Quick and easy landscape fixes in Photoshop Elements
Photoshop Elements’ one-click Quick Fix solutions can help you to dramatically improve your photographs in a matter of seconds.
Some budding photographers are reluctant to start using image-editing software such as Photoshop or Photoshop Elements because they assume they will need to spend countless hours on their PCs, fruitlessly attempting to improve their photographs. However, technophobic photographers everywhere will be pleased to know that, by using Photoshop Elements’ built-in Quick Fix tools, they can enhance their images quickly and accurately.
In the following tutorial, we’ll guide you through each of these one-click Quick Fixes, showing you which Auto settings work well and which you should avoid. We’ll explain which settings will help you successfully and realistically enhance your landscapes (such as the Levels and Contrast Auto buttons under the Lighting tab and the Saturation slider under the Colour tab) by improving the colour and tone of your foregrounds. We’ll also show you how to quickly select large sections of sky in your shots so you can instantly strengthen weak blues, enhance cloud detail to dramatic effect and transform lacklustre vistas into stunning scenes. So let’s get started, here’s our quick and easy landscape fixes in Photoshop Elements…
1. And we’re off
Open quickfix_start.jpg from the PhotoPlus Video Disc in Photoshop Elements and click on the Quick tab in the top right corner. Click the Fit Screen button in the top left of the new workspace. In the View box at the bottom left of the window you can choose to look at just the After image, or select Before and After so you can compare your original and edited images.
2. Quick Steps
For quick enhancements, try the Smart Fix option under General Fixes. Click on Auto, or use the Amount slider to enhance your shot manually (watching out for image artefacts) before clicking the tick. If you’re unfamiliar with Photoshop’s Levels settings, click the Auto buttons for Levels and Contrast under the Lighting header. There’s an Auto button under the Colour header, too (see Super Tip!)

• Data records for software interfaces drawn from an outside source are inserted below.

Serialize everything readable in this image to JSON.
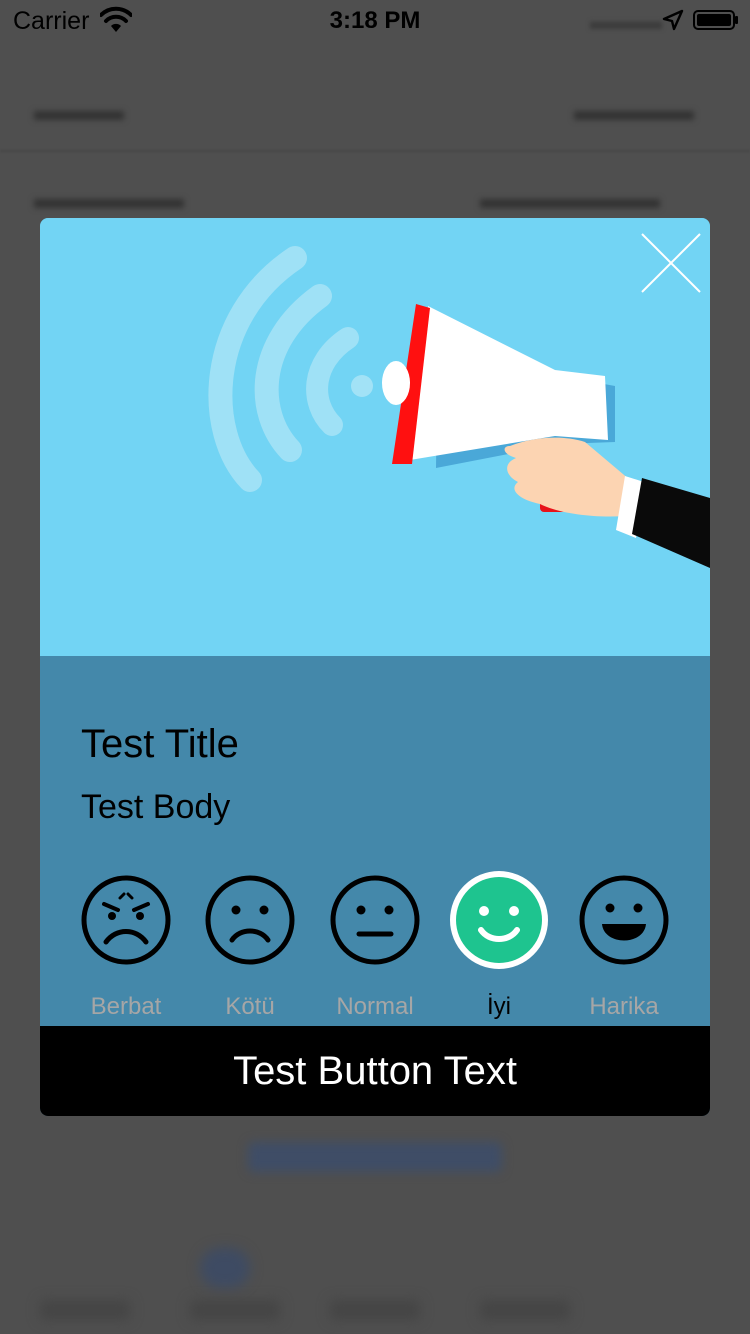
{
  "status_bar": {
    "carrier": "Carrier",
    "time": "3:18 PM"
  },
  "modal": {
    "title": "Test Title",
    "body": "Test Body",
    "button_label": "Test Button Text",
    "hero_color": "#72d4f4",
    "content_color": "#4488aa",
    "ratings": [
      {
        "label": "Berbat",
        "icon": "angry-face-icon",
        "selected": false
      },
      {
        "label": "Kötü",
        "icon": "sad-face-icon",
        "selected": false
      },
      {
        "label": "Normal",
        "icon": "neutral-face-icon",
        "selected": false
      },
      {
        "label": "İyi",
        "icon": "smile-face-icon",
        "selected": true
      },
      {
        "label": "Harika",
        "icon": "grin-face-icon",
        "selected": false
      }
    ],
    "selected_color": "#1ec48f"
  }
}
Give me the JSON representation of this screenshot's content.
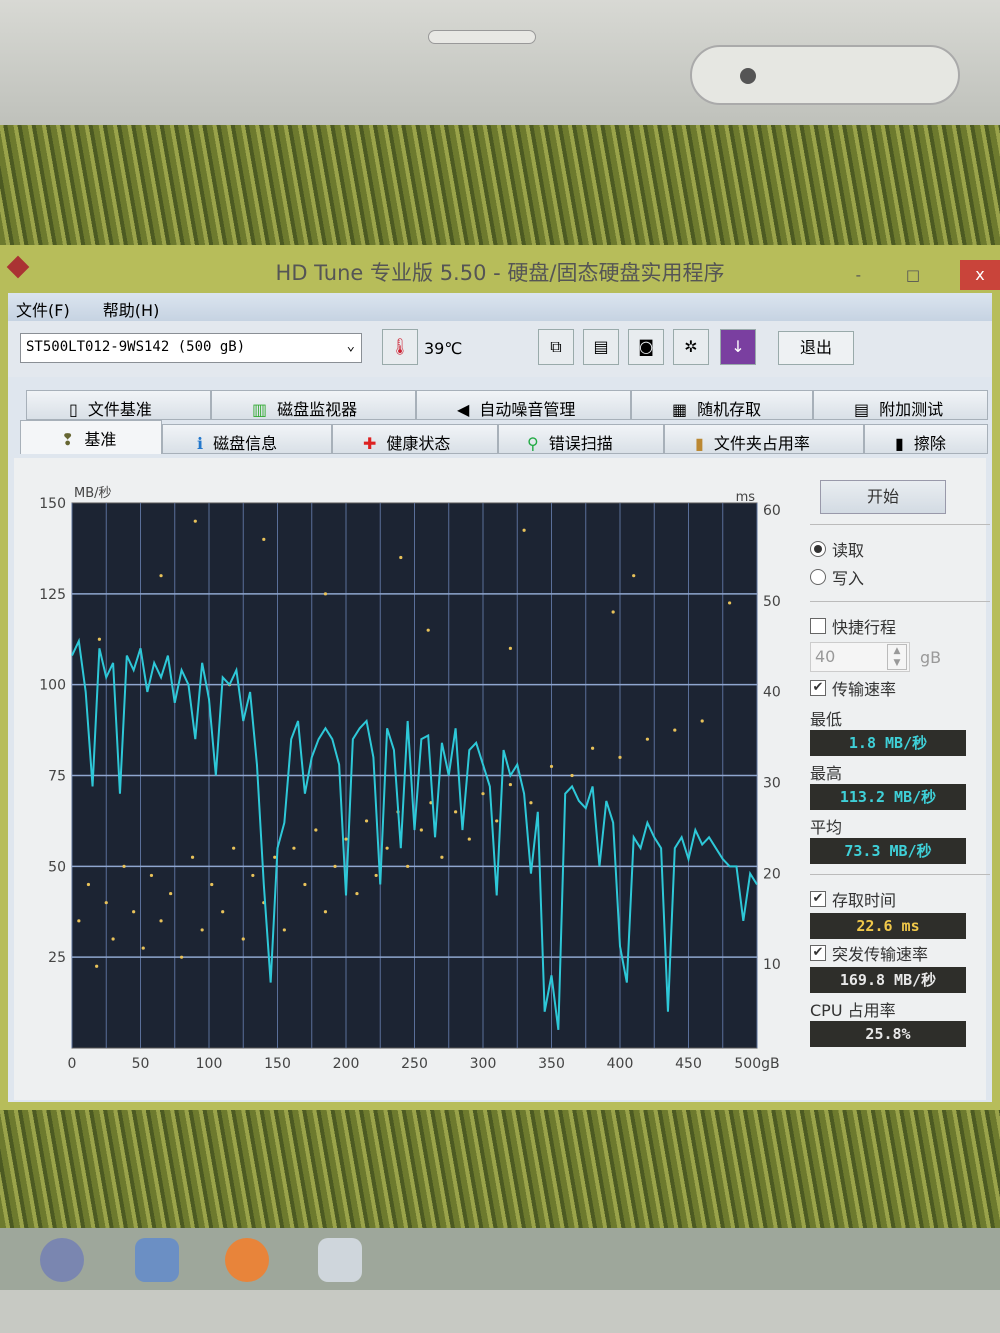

3. Blue sky thinking
One handy tool in Quick Fix in Photoshop is a tool called Make Dull Skies Blue. Simply click on the icon, choose a brush size of around 200 pixels, then drag to select the sky and watch it turn bright blue. However, the effect is garish and you can’t tweak the strength of the enhancement. You get a full-on blue sky or nothing!
4. Targeted improvements
Click Reset, then pick the Quick Selection tool. Set Brush Size to 100 pixels, then click and drag to select the ground. Click Refine Edge, set Smooth to 35, Feather to 6, Contract/Expand to 0 and click OK. In Lighting, set Lighten Shadows to 15%, Darken Highlights to 15% and Midtone Contrast to 60%. In Colour, drag Saturation to around 60%. Click the tick.
5. The sky’s the limit
Go to Select>Inverse to quickly swap your selection from the ground to the sky. In the Lighting panel, move the Darken Highlights slider to 15% and the Midtone Contrast slider to about 40%. In the Colour panel, move the Saturation slider to 60%. Click the tick, then go to Select>Deselect to clear the sky selection.
6. Look sharp
It’s always good practice to make sharpening the last thing you do. If you sharpen your photo before going back to boost contrast, for example, the image quality will decrease. Only minor adjustments are necessary to make a difference when sharpening an image for printing. Zoom in to Actual Pixels (100% view), and then push the Sharpen slider up to around 15%. Click the tick, then go to File>SaveAs to finish.
PhotoPlus Super Tip!
Be careful when using multiple auto enhancement settings in Quick Fix. If you use two or three adjustments combined – such as Auto Levels, Auto Contrast and Darken Highlights – the tweaks can quickly become noticeably destructive. This means that the image-editing process decreases the image quality and the pixels start to break up. This reduction in quality will be obvious when you zoom in to 100% view and will also show up when your image is printed. Follow the combinations we found successful in the tutorial to the left, or stick to using just one or two individual settings to retain your image’s quality.
This entry was posted on Thursday, July 19th, 2012 at 4:33 pm and is filed under Photoshop Elements. You can follow any responses to this entry through the RSS 2.0 feed. You can skip to the end and leave a comment. Pinging is currently not allowed.